Organizations that are at the forefront of innovation and setup to respond quickly to change are thriving, while organizations that are not as nimble are falling behind. Thanks to advancing technology and continuous disruption, change and innovation are happening more rapidly than ever before, leaving leaders with unprecedented levels of complexity to navigate.

Our award-winning Darden faculty members, who also teach in Executive Education & Lifelong Learning programs, share best tips and practices on how leaders can create value and drive growth for their organizations in a time of great uncertainty.

Acting as a Catalyst for Growth at Your Organization

Professor Jeanne Liedtka and her co-authors of The Catalyst: How You Can Become an Extraordinary Growth Leader point out that even in large, established organizations, entrepreneurial skills and mindsets are critical for surviving — and thriving —  in uncertain times.

They discovered five prime lessons from interviewing 50 growth leaders, or “catalysts,” that contributed to producing value for their organizations.

  1. For leadership, look in, not up.
  2. Partner with co-creators to break through bureaucracy.
  3. Reframe the question.
  4. Start with small bets for big results.
  5. Be a pragmatic idealist.

Read more about these lessons to implement at your organization. Liedtka leads Darden’s Design Thinking and Innovation Specialization program.

Innovating Through Diversity, Equity and Inclusion

Race Intelligent InclusionBlack professionals remain acutely underrepresented at senior levels, and many speak of a racial glass ceiling that prevents their career progression. How can organizations design diversity and inclusion programs and practices that promote Black inclusion?

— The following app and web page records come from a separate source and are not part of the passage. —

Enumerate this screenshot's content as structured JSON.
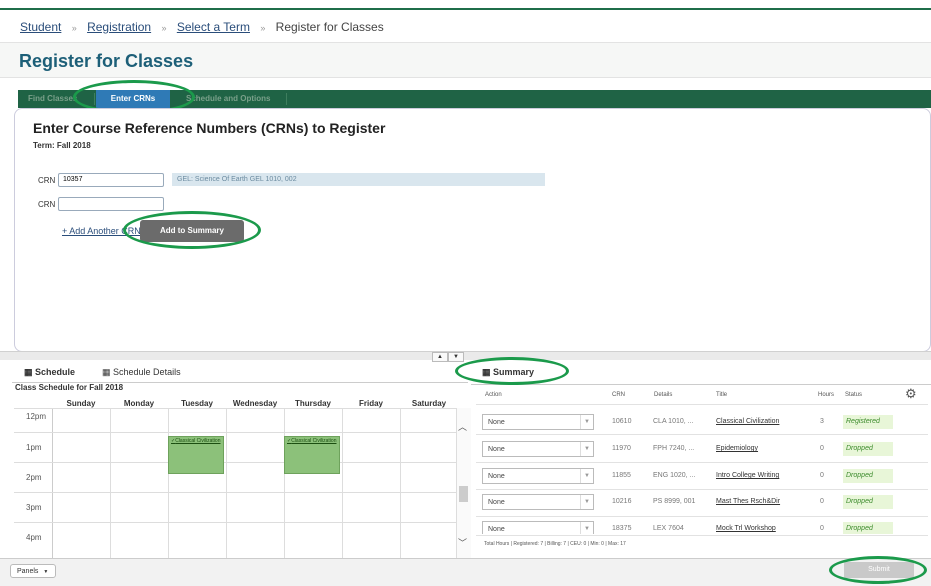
{
  "breadcrumb": {
    "items": [
      "Student",
      "Registration",
      "Select a Term"
    ],
    "current": "Register for Classes",
    "separator": "»"
  },
  "page": {
    "title": "Register for Classes"
  },
  "tabs": [
    {
      "label": "Find Classes",
      "active": false
    },
    {
      "label": "Enter CRNs",
      "active": true
    },
    {
      "label": "Schedule and Options",
      "active": false
    }
  ],
  "crn_panel": {
    "heading": "Enter Course Reference Numbers (CRNs) to Register",
    "term": "Term: Fall 2018",
    "crn_label": "CRN",
    "crn1_value": "10357",
    "crn2_value": "",
    "course_info": "GEL: Science Of Earth GEL 1010, 002",
    "add_another_link": "+ Add Another CRN",
    "add_to_summary_button": "Add to Summary"
  },
  "schedule": {
    "tab_schedule": "Schedule",
    "tab_details": "Schedule Details",
    "title": "Class Schedule for Fall 2018",
    "days": [
      "Sunday",
      "Monday",
      "Tuesday",
      "Wednesday",
      "Thursday",
      "Friday",
      "Saturday"
    ],
    "hours": [
      "12pm",
      "1pm",
      "2pm",
      "3pm",
      "4pm"
    ],
    "blocks": [
      {
        "day": "Tuesday",
        "label": "Classical Civilization"
      },
      {
        "day": "Thursday",
        "label": "Classical Civilization"
      }
    ]
  },
  "summary": {
    "title": "Summary",
    "columns": [
      "Action",
      "CRN",
      "Details",
      "Title",
      "Hours",
      "Status"
    ],
    "rows": [
      {
        "action": "None",
        "crn": "10610",
        "details": "CLA 1010, ...",
        "title": "Classical Civilization",
        "hours": "3",
        "status": "Registered"
      },
      {
        "action": "None",
        "crn": "11970",
        "details": "FPH 7240, ...",
        "title": "Epidemiology",
        "hours": "0",
        "status": "Dropped"
      },
      {
        "action": "None",
        "crn": "11855",
        "details": "ENG 1020, ...",
        "title": "Intro College Writing",
        "hours": "0",
        "status": "Dropped"
      },
      {
        "action": "None",
        "crn": "10216",
        "details": "PS 8999, 001",
        "title": "Mast Thes Rsch&Dir",
        "hours": "0",
        "status": "Dropped"
      },
      {
        "action": "None",
        "crn": "18375",
        "details": "LEX 7604",
        "title": "Mock Trl Workshop",
        "hours": "0",
        "status": "Dropped"
      }
    ],
    "totals": "Total Hours | Registered: 7 | Billing: 7 | CEU: 0 | Min: 0 | Max: 17"
  },
  "footer": {
    "panels_button": "Panels",
    "submit_button": "Submit"
  },
  "colors": {
    "brand_green": "#1f6345",
    "highlight_ring": "#1b9a4b",
    "active_tab": "#2f7ab6",
    "title_blue": "#1d5f78"
  },
  "icons": [
    "calendar-icon",
    "gear-icon",
    "chevron-down-icon",
    "check-icon"
  ]
}
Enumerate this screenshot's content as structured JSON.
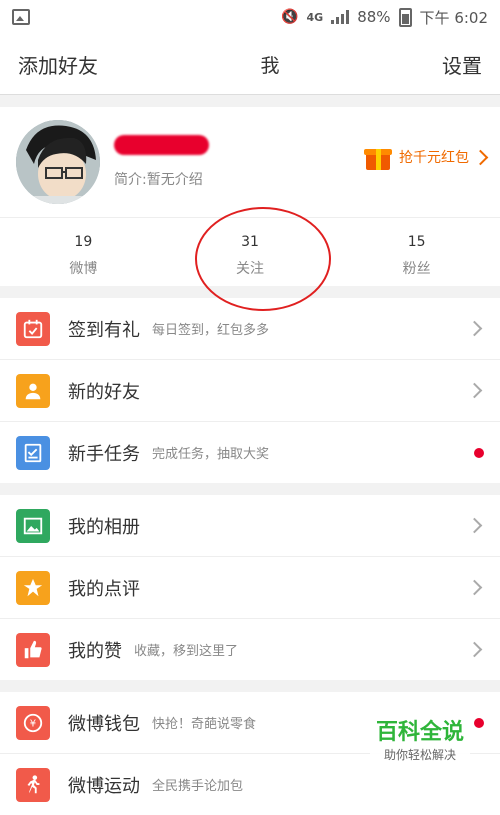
{
  "status_bar": {
    "network": "4G",
    "battery": "88%",
    "time": "下午 6:02"
  },
  "nav": {
    "left": "添加好友",
    "title": "我",
    "right": "设置"
  },
  "profile": {
    "bio": "简介:暂无介绍",
    "red_packet": "抢千元红包",
    "stats": [
      {
        "num": "19",
        "label": "微博"
      },
      {
        "num": "31",
        "label": "关注"
      },
      {
        "num": "15",
        "label": "粉丝"
      }
    ]
  },
  "menu_group1": [
    {
      "label": "签到有礼",
      "desc": "每日签到，红包多多",
      "color": "#f15a4a",
      "icon": "calendar-check-icon"
    },
    {
      "label": "新的好友",
      "desc": "",
      "color": "#f7a21c",
      "icon": "person-icon"
    },
    {
      "label": "新手任务",
      "desc": "完成任务，抽取大奖",
      "color": "#4a90e2",
      "icon": "checklist-icon"
    }
  ],
  "menu_group2": [
    {
      "label": "我的相册",
      "desc": "",
      "color": "#2fa85f",
      "icon": "photo-icon"
    },
    {
      "label": "我的点评",
      "desc": "",
      "color": "#f7a21c",
      "icon": "star-icon"
    },
    {
      "label": "我的赞",
      "desc": "收藏，移到这里了",
      "color": "#f15a4a",
      "icon": "thumbs-up-icon"
    }
  ],
  "menu_group3": [
    {
      "label": "微博钱包",
      "desc": "快抢！奇葩说零食",
      "color": "#f15a4a",
      "icon": "wallet-icon"
    },
    {
      "label": "微博运动",
      "desc": "全民携手论加包",
      "color": "#f15a4a",
      "icon": "running-icon"
    }
  ],
  "watermark": {
    "title": "百科全说",
    "subtitle": "助你轻松解决"
  }
}
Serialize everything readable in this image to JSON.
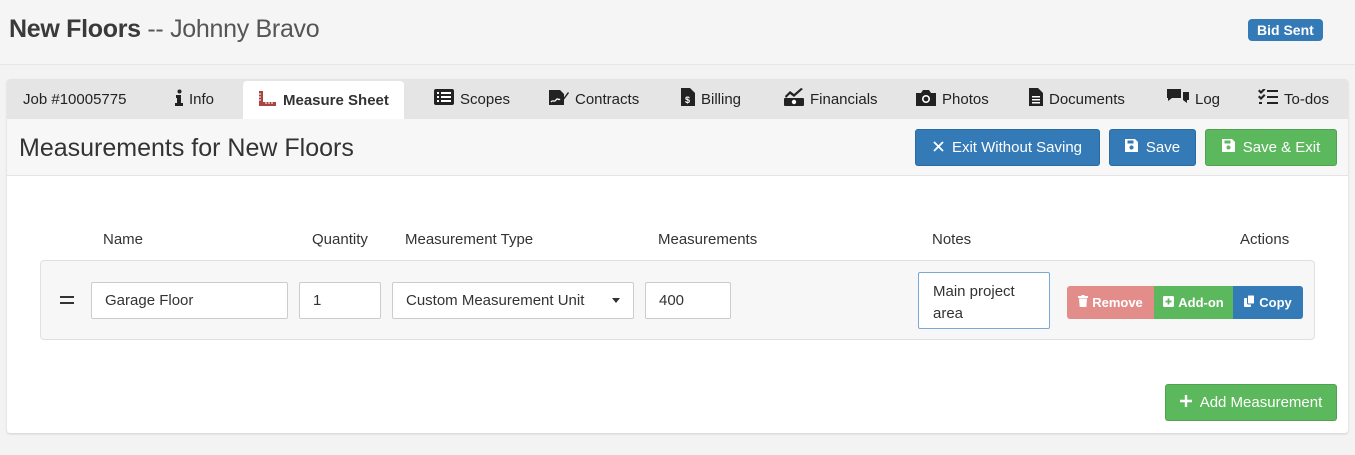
{
  "header": {
    "project_name": "New Floors",
    "separator": " -- ",
    "client_name": "Johnny Bravo",
    "status_badge": "Bid Sent",
    "status_color": "#337ab7"
  },
  "tabs": [
    {
      "label": "Job #10005775",
      "icon": "none",
      "active": false
    },
    {
      "label": "Info",
      "icon": "info-icon",
      "active": false
    },
    {
      "label": "Measure Sheet",
      "icon": "ruler-icon",
      "active": true
    },
    {
      "label": "Scopes",
      "icon": "list-icon",
      "active": false
    },
    {
      "label": "Contracts",
      "icon": "signature-icon",
      "active": false
    },
    {
      "label": "Billing",
      "icon": "invoice-icon",
      "active": false
    },
    {
      "label": "Financials",
      "icon": "money-chart-icon",
      "active": false
    },
    {
      "label": "Photos",
      "icon": "camera-icon",
      "active": false
    },
    {
      "label": "Documents",
      "icon": "document-icon",
      "active": false
    },
    {
      "label": "Log",
      "icon": "comments-icon",
      "active": false
    },
    {
      "label": "To-dos",
      "icon": "checklist-icon",
      "active": false
    }
  ],
  "section": {
    "title": "Measurements for New Floors",
    "exit_label": "Exit Without Saving",
    "save_label": "Save",
    "save_exit_label": "Save & Exit"
  },
  "columns": {
    "name": "Name",
    "quantity": "Quantity",
    "type": "Measurement Type",
    "measurements": "Measurements",
    "notes": "Notes",
    "actions": "Actions"
  },
  "rows": [
    {
      "name": "Garage Floor",
      "quantity": "1",
      "type": "Custom Measurement Unit",
      "measurements": "400",
      "notes": "Main project area",
      "remove_label": "Remove",
      "addon_label": "Add-on",
      "copy_label": "Copy"
    }
  ],
  "footer": {
    "add_label": "Add Measurement"
  },
  "colors": {
    "primary": "#337ab7",
    "success": "#5cb85c",
    "danger_muted": "#e38d8a"
  }
}
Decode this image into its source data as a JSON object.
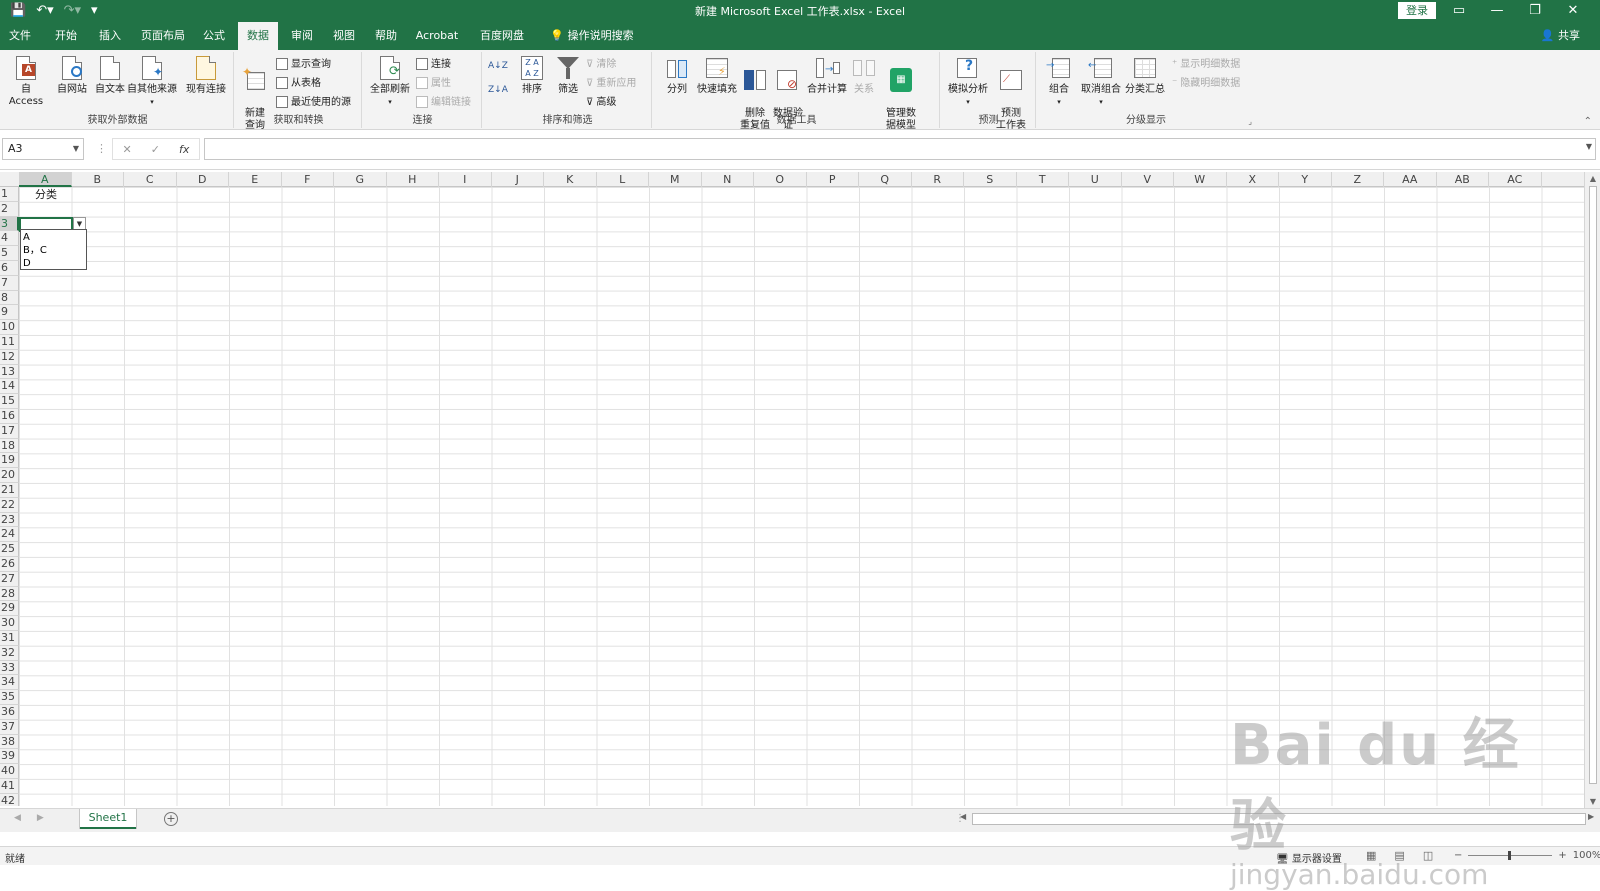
{
  "window": {
    "title": "新建 Microsoft Excel 工作表.xlsx  -  Excel",
    "login_label": "登录",
    "share_label": "共享"
  },
  "qat": {
    "save": "💾",
    "undo": "↶▾",
    "redo": "↷▾",
    "customize": "▾"
  },
  "window_controls": {
    "ribbon_options": "▭",
    "minimize": "—",
    "restore": "❐",
    "close": "✕"
  },
  "tabs": [
    {
      "label": "文件"
    },
    {
      "label": "开始"
    },
    {
      "label": "插入"
    },
    {
      "label": "页面布局"
    },
    {
      "label": "公式"
    },
    {
      "label": "数据"
    },
    {
      "label": "审阅"
    },
    {
      "label": "视图"
    },
    {
      "label": "帮助"
    },
    {
      "label": "Acrobat"
    },
    {
      "label": "百度网盘"
    },
    {
      "label": "操作说明搜索"
    }
  ],
  "active_tab": "数据",
  "ribbon": {
    "get_external": {
      "name": "获取外部数据",
      "from_access": "自 Access",
      "from_web": "自网站",
      "from_text": "自文本",
      "from_other": "自其他来源",
      "existing": "现有连接"
    },
    "get_transform": {
      "name": "获取和转换",
      "new_query": "新建\n查询",
      "show_queries": "显示查询",
      "from_table": "从表格",
      "recent_sources": "最近使用的源"
    },
    "connections": {
      "name": "连接",
      "refresh_all": "全部刷新",
      "connections": "连接",
      "properties": "属性",
      "edit_links": "编辑链接"
    },
    "sort_filter": {
      "name": "排序和筛选",
      "sort": "排序",
      "filter": "筛选",
      "clear": "清除",
      "reapply": "重新应用",
      "advanced": "高级",
      "az": "A↓Z",
      "za": "Z↓A"
    },
    "data_tools": {
      "name": "数据工具",
      "text_to_columns": "分列",
      "flash_fill": "快速填充",
      "remove_dup": "删除\n重复值",
      "validation": "数据验\n证",
      "consolidate": "合并计算",
      "relationships": "关系",
      "data_model": "管理数\n据模型"
    },
    "forecast": {
      "name": "预测",
      "what_if": "模拟分析",
      "forecast_sheet": "预测\n工作表"
    },
    "outline": {
      "name": "分级显示",
      "group": "组合",
      "ungroup": "取消组合",
      "subtotal": "分类汇总",
      "show_detail": "显示明细数据",
      "hide_detail": "隐藏明细数据"
    }
  },
  "formula_bar": {
    "name_box": "A3",
    "cancel": "✕",
    "enter": "✓",
    "fx": "fx",
    "content": ""
  },
  "columns": [
    "A",
    "B",
    "C",
    "D",
    "E",
    "F",
    "G",
    "H",
    "I",
    "J",
    "K",
    "L",
    "M",
    "N",
    "O",
    "P",
    "Q",
    "R",
    "S",
    "T",
    "U",
    "V",
    "W",
    "X",
    "Y",
    "Z",
    "AA",
    "AB",
    "AC"
  ],
  "rows": [
    "1",
    "2",
    "3",
    "4",
    "5",
    "6",
    "7",
    "8",
    "9",
    "10",
    "11",
    "12",
    "13",
    "14",
    "15",
    "16",
    "17",
    "18",
    "19",
    "20",
    "21",
    "22",
    "23",
    "24",
    "25",
    "26",
    "27",
    "28",
    "29",
    "30",
    "31",
    "32",
    "33",
    "34",
    "35",
    "36",
    "37",
    "38",
    "39",
    "40",
    "41",
    "42"
  ],
  "cells": {
    "A1": "分类"
  },
  "selected": {
    "col": "A",
    "row": "3"
  },
  "dropdown": {
    "items": [
      "A",
      "B，C",
      "D"
    ]
  },
  "sheets": [
    {
      "name": "Sheet1"
    }
  ],
  "status": {
    "ready": "就绪",
    "display_settings": "显示器设置",
    "zoom": "100%"
  },
  "watermark": {
    "line1": "Bai du 经验",
    "line2": "jingyan.baidu.com"
  }
}
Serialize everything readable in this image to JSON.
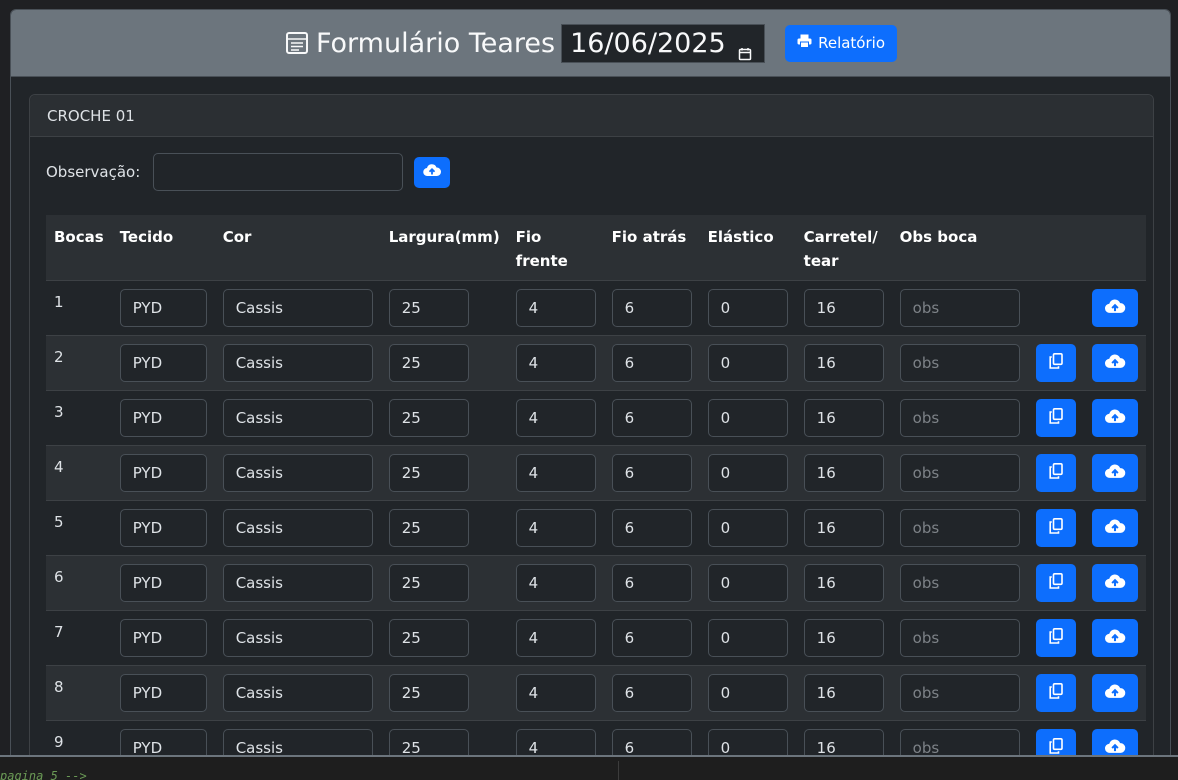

Professor Martin Davidson states that regardless of how well-intentioned diversity and inclusion efforts are, the impact of these efforts depends on how they’re viewed. So, it is key for organizations to shape how Black professionals come to perceive and experience inclusion programs — and it can be done.

To design real race-intelligent inclusion, organizations must eradicate the idea that race is a barrier. How can this be done? Davidson highlights facilitating communication about race, building knowledge about race and developing a learning culture.

Learn more about how to take these actions toward real race-intelligent inclusion. Davidson teaches in Managing Individual & Organizational Change, the Women in Leadership Program and The Executive Program.  

Embracing Disruption to Solve Complex Problems

Disruption and Climate ChangeToday, disruption has become all the rage in business. Faced with an overwhelming number of advances in digital technology — from data analytics and artificial intelligence to automation and blockchain — business leaders are struggling to disrupt, rather than be disrupted.

Professor Michael Lenox highlights that while there is rapid disruption happening, there is a backlash against disruption occurring at the same time. He points out that disruption is natural and often ethically necessary, “Only by creating new technologies, products and services that replace the old, can we advance society and improve the human condition.” Much of Lenox’s recent work is around disruption and its impact on climate change and promoting sustainable business practices.

So how can you shift your own mindset on disruption? Read more about why Lenox encourages leaders to embrace disruption for positive change and solving complex problems. Lenox co-leads the Strategy Essentials Specialization and teaches in Introduction to Digital Transformation, and the Data Science for Business Strategy program series.

If you’re considering an Executive Education & Lifelong Learning program, connect with a concierge to help you find the right program or certificate path to fit your development needs and career goals.